◆ YOUR GOAL: Every line of the records below that holds the word "Sexton" belongs in the answer.

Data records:
──────────────────────────────

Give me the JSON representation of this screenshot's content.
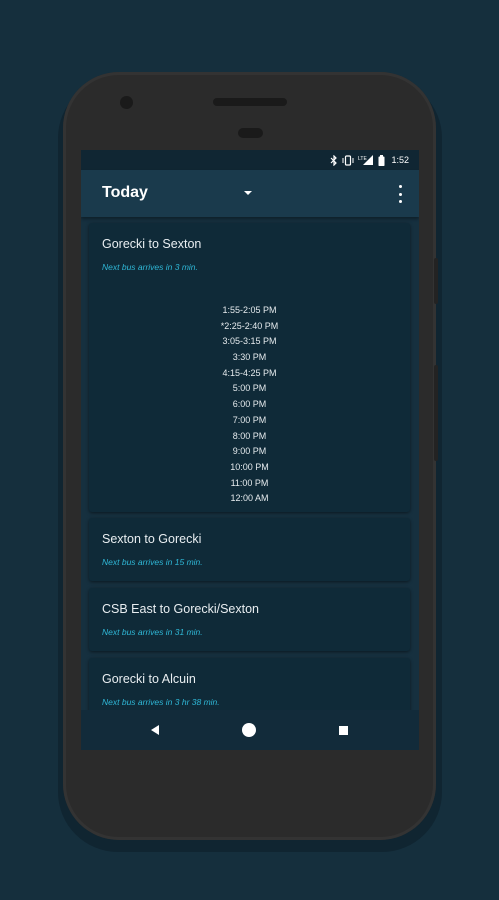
{
  "status_bar": {
    "time": "1:52",
    "icons": [
      "bluetooth-icon",
      "vibrate-icon",
      "lte-signal-icon",
      "battery-icon"
    ],
    "network_label": "LTE"
  },
  "app_bar": {
    "title": "Today",
    "dropdown_icon": "dropdown-arrow-icon",
    "menu_icon": "overflow-menu-icon"
  },
  "routes": [
    {
      "name": "Gorecki to Sexton",
      "next_bus": "Next bus arrives in 3 min.",
      "times": [
        "1:55-2:05 PM",
        "*2:25-2:40 PM",
        "3:05-3:15 PM",
        "3:30 PM",
        "4:15-4:25 PM",
        "5:00 PM",
        "6:00 PM",
        "7:00 PM",
        "8:00 PM",
        "9:00 PM",
        "10:00 PM",
        "11:00 PM",
        "12:00 AM"
      ]
    },
    {
      "name": "Sexton to Gorecki",
      "next_bus": "Next bus arrives in 15 min."
    },
    {
      "name": "CSB East to Gorecki/Sexton",
      "next_bus": "Next bus arrives in 31 min."
    },
    {
      "name": "Gorecki to Alcuin",
      "next_bus": "Next bus arrives in 3 hr 38 min."
    }
  ],
  "nav_bar": {
    "buttons": [
      "back-icon",
      "home-icon",
      "recents-icon"
    ]
  },
  "colors": {
    "background": "#152f3d",
    "accent": "#2fb7d6",
    "card": "#0f2a38",
    "app_bar": "#1a3a4c"
  }
}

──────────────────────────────

◆ EXERCISE RESULT:
      "name": "Gorecki to Sexton",
      "name": "Sexton to Gorecki",
      "name": "CSB East to Gorecki/Sexton",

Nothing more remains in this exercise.